In this series, I’ve been giving you a tour of the Primal Pattern® movement patterns, the seven most important movements for optimal human functioning.

  • Pull
  • Twist
  • Gait (walking, jogging, running)
  • Squat
  • Bend
  • Lunge
  • Push

So far we’ve looked at the Twist and Pull patterns. For week three of this series, we’ll look at the Push pattern.

One important note before we look at a push exercise.

A functional core — which should naturally result from our infant developmental stages — is crucial for a functional push, as this provides a firm foundation for the arm and shoulder musculature to work from, and also anchors the pelvis and lower extremities. Dysfunction in the core often leads to over-work in the shoulder joint – as is so common in professional pitchers and bowlers who may undergo repeated surgery for rotator cuff injuries and similar.

With that in mind, here’s a simple but effective Push Pattern exercise for you to incorporate: The Swiss Ball Push-Up.

Swiss Ball Push UpSwiss Ball Push-Up

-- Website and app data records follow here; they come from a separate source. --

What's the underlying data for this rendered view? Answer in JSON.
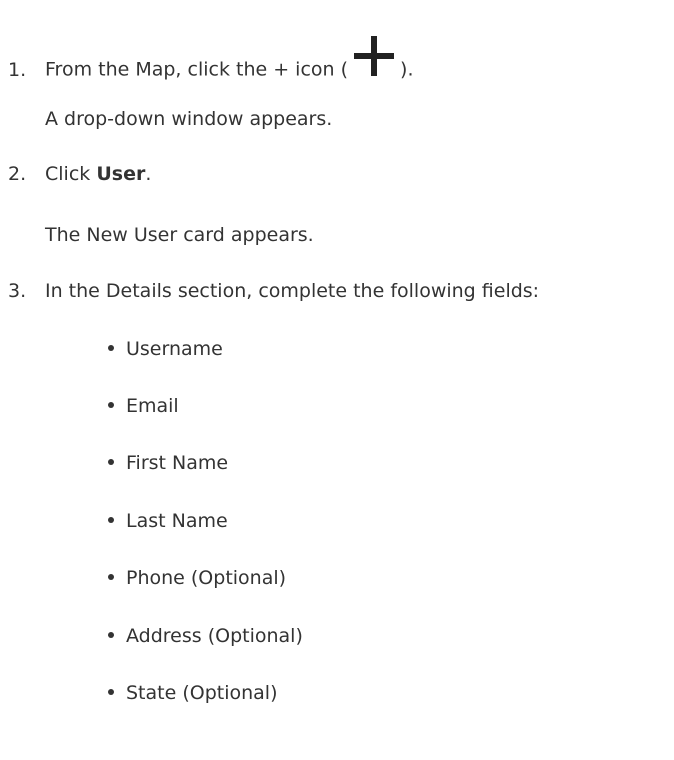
{
  "steps": [
    {
      "number": "1.",
      "text_before": "From the Map, click the + icon (",
      "icon": "plus-icon",
      "text_after": ").",
      "result": "A drop-down window appears."
    },
    {
      "number": "2.",
      "text_before": "Click ",
      "bold": "User",
      "text_after": ".",
      "result": "The New User card appears."
    },
    {
      "number": "3.",
      "text": "In the Details section, complete the following fields:",
      "fields": [
        "Username",
        "Email",
        "First Name",
        "Last Name",
        "Phone (Optional)",
        "Address (Optional)",
        "State (Optional)"
      ]
    }
  ],
  "colors": {
    "text": "#333333",
    "icon": "#222222"
  }
}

Starting Position: Roll out over a Swiss ball into the plank position, with your feet or shins on the ball. (The farther the ball is from your torso, the harder the exercise will be.) Place your hands so that they are at the level of your shoulders and a comfortable width apart.

Action: Keeping your spine and head in alignment (do not let your head drop forward or your lower back sag down or hunch up), lower your chest toward the ground. Push back to the start position, maintaining perfect form.

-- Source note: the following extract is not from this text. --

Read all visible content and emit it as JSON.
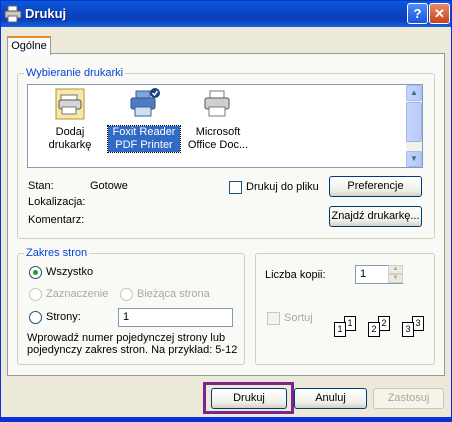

Suggested reps: 8-20.

Make it easier: Place the ball under your hips.

Make it harder: Place the ball under your feet or lift one foot off the ball.

Purpose: A Swiss ball push-up adds extra work for the abdominal and core muscles, as well as the upper body pushing muscles.

Some tips to remember about starting any new exercise program:

  1. Talk to your health care provider before beginning a new training program.
  2. Perform each exercise with a moderate tempo.
  3. Suggested repetitions for each exercise are listed, but it is more important to follow the Form Principle. Only select the level of exercise that can be performed with the perfect technique and stop each set before your form breaks down.

Love and chi,

Paul